Of course, to do that, the best thing an author can do is write a great book. Greatness gets discovered, in my view. If you write a great book, readers are going to find you eventually. I’ve seen that happen time after time. But whether you remain with a smaller line or move to a larger house is probably going to be part of the “career” conversation you have with your agent. Some writers have done very well at smaller publishing houses, and prefer feeling like the big fish in a smaller pond. You might be much more comfortable with the editing style of a niche publisher, or the familiarity of the staff, or smaller sales expectations that come with a small house. Don’t think that landing at a large publisher is going to be a dream come true — it might be great, but larger houses have unique issues (for example, you can become writer #37 on their list of top authors). A large publisher may offer you access to wider distribution, but that access may not amount to much — and we’ve all seen authors get swallowed up by a big house and just disappear. Bigger can be great, but it’s not always better. Nor will it always pay more, since many niche houses will offer you a 50% royalty on e-books — double what the large New York houses will pay you. As with most things in life, one direction is not the best choice for everyone.
The advent of self-publishing and micro-publishers adds another possibility to the mix. Some authors are self-publishing first, then moving to a larger publishing house. And many others are doing all of the above — self-publishing some titles, working with niche houses on certain titles, and doing the occasional book with a large publisher. As I’ve noted before, that’s really the new pattern we’re seeing in career development for writers.
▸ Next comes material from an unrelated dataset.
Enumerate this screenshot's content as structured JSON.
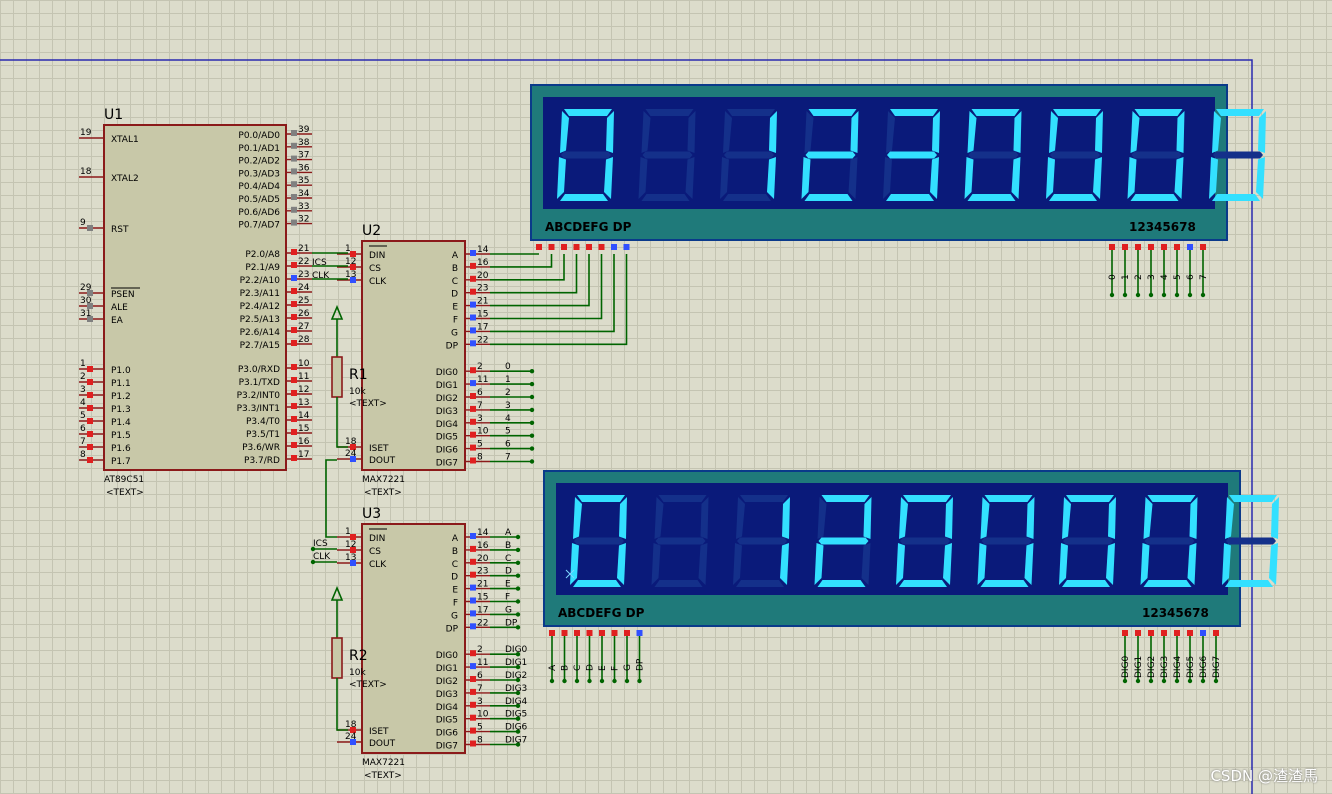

The days of living from one advance check to another are pretty much over; the days of treating your writing as a business are here. So think through your goals before you decide to commit the next year to writing your novel for a company that wants to prohibit you from writing anything else.
And one addendum — several people have written to ask about doing a printed book with Xulon or PublishAmerica or one of the self-publishing houses. Just so we’re clear, those are not really publishing houses; they are printers. I don’t have anything against an author choosing to self-publish, and have encouraged authors I represent to consider doing both an e-book with Amazon or PubIt, as well as a print version with CreateSpace or Author Solutions. Just understand that a book with a self-publisher doesn’t count as a “small house.” Unless you have a sales channel to move a lot of your books, publishers will completely discount the fact that you paid to have your novel self-published. So be wary of spending a lot of money on print versions of your books. If you have a means of moving copies (conferences, speaking, organizational support, media exposure) it can work, otherwise it might very well be an unnecessary and expensive mistake.